When it comes to population control in a country of 1.25 crore people, equal participation of males and females is what generally expected. However, the contribution of males in this cause remains shockingly low. The government data shows that women continue to constitute 98 per cent of the sterilised population. This is despite of the fact that procedure for sterilisation is relatively less complicated for men. As per the government data for the year 2015-16, of the total 41,41,502 sterilisations done in India, 40,61,462 were ‘tubectomies’, a term used for females. In the year 2014, out of a total 40,30,409 sterilisations, 39,52,043 were tubectomies and, in 2013-14, the corresponding numbers were 43,03,568 and 42,13,172. The primary reason for the male apathy towards sterilisation is age old myth of the males becoming “weak” after the surgery.
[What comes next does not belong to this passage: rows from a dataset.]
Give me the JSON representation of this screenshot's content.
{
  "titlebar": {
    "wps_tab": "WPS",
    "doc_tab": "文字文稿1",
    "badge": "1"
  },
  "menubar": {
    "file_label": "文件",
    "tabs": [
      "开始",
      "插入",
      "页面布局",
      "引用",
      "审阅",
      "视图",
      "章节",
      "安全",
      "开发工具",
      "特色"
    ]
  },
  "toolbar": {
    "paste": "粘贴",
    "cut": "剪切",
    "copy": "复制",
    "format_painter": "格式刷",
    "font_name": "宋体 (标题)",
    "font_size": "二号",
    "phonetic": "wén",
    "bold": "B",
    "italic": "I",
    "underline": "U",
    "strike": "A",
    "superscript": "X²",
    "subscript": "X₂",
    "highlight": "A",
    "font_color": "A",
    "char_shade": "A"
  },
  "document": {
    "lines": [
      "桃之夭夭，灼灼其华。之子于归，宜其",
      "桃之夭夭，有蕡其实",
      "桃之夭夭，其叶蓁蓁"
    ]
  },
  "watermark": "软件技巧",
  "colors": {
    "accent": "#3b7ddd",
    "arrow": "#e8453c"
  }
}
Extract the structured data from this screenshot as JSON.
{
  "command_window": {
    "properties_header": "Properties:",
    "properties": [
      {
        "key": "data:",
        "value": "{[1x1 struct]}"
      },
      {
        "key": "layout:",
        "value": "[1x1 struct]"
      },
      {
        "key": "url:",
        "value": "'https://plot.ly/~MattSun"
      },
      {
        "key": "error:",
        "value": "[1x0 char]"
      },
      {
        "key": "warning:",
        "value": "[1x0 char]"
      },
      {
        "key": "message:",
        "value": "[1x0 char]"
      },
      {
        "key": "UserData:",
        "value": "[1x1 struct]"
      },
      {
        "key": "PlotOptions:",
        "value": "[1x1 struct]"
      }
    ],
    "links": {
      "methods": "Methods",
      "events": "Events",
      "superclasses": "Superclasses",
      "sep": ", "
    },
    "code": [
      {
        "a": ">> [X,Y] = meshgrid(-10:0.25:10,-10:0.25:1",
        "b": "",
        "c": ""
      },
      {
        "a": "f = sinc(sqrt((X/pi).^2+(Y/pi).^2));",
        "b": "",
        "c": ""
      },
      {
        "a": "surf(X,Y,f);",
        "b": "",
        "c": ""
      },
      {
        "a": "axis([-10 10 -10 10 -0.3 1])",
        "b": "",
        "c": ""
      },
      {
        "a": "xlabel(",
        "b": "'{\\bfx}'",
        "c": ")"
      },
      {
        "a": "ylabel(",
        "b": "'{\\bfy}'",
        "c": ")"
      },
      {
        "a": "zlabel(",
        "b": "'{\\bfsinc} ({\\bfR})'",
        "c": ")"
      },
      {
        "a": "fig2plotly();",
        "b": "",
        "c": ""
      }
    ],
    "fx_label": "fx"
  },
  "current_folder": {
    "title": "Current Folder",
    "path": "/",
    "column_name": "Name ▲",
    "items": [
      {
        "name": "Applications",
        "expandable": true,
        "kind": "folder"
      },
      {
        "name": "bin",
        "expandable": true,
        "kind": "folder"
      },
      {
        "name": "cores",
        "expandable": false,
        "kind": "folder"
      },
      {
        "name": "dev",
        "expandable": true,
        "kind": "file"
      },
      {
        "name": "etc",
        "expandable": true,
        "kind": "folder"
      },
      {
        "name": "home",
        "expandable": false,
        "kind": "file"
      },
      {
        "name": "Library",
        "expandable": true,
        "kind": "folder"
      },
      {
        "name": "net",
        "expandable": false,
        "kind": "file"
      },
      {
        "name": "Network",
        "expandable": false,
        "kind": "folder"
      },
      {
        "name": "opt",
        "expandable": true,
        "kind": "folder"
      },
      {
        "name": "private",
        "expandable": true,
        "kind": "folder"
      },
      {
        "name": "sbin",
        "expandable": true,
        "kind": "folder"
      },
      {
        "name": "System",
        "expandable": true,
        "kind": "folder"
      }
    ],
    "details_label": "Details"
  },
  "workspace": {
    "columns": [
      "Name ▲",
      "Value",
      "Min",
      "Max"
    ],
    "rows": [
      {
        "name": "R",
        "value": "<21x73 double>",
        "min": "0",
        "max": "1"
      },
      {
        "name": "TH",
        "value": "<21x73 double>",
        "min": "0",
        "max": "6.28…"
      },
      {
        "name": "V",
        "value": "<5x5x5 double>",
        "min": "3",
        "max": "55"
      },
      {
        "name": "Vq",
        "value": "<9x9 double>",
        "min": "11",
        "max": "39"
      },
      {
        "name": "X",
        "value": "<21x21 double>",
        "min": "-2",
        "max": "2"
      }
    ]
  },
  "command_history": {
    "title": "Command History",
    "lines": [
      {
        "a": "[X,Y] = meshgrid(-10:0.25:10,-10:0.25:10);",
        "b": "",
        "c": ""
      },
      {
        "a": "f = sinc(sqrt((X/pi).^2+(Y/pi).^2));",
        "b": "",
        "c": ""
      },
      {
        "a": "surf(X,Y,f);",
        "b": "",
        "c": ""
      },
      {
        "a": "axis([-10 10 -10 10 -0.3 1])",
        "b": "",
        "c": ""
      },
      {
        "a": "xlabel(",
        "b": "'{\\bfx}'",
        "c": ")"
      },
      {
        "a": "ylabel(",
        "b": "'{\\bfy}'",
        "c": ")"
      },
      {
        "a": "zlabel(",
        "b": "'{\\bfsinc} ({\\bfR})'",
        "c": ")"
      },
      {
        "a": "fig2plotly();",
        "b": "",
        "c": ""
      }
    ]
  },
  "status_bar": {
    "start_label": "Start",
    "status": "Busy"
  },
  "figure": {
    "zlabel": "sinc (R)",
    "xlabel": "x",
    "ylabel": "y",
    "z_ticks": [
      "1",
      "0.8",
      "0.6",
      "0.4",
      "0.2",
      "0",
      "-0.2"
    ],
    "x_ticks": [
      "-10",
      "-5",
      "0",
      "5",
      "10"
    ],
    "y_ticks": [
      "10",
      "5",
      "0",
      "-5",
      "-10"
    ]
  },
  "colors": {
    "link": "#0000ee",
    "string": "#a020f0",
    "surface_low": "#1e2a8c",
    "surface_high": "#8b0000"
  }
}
The myth in Indian males about losing their sexual prowess has transferred the entire burden of population control on to women in a country.
‘Vasectomy’ is the formal term used for male sterilisation. Figures say that in 2013-14, Mizoram scored a zero is vasectomies, Arunachal Pradesh did 2, and Meghalaya and Nagaland 14 and 15 respectively. The government is also running a new “Mission Parivar Vikas” for the sake of population control. Among the states that are now a part of this new initiative, Uttar Pradesh did 8,375 vasectomies and 2,62,758 tubectomies in 2013-14; 9,798 vasectomies and 2,28,198 tubectomies in 2014-15; and 6,042 vasectomies and 2,25,616 tubectomies in 2015-16.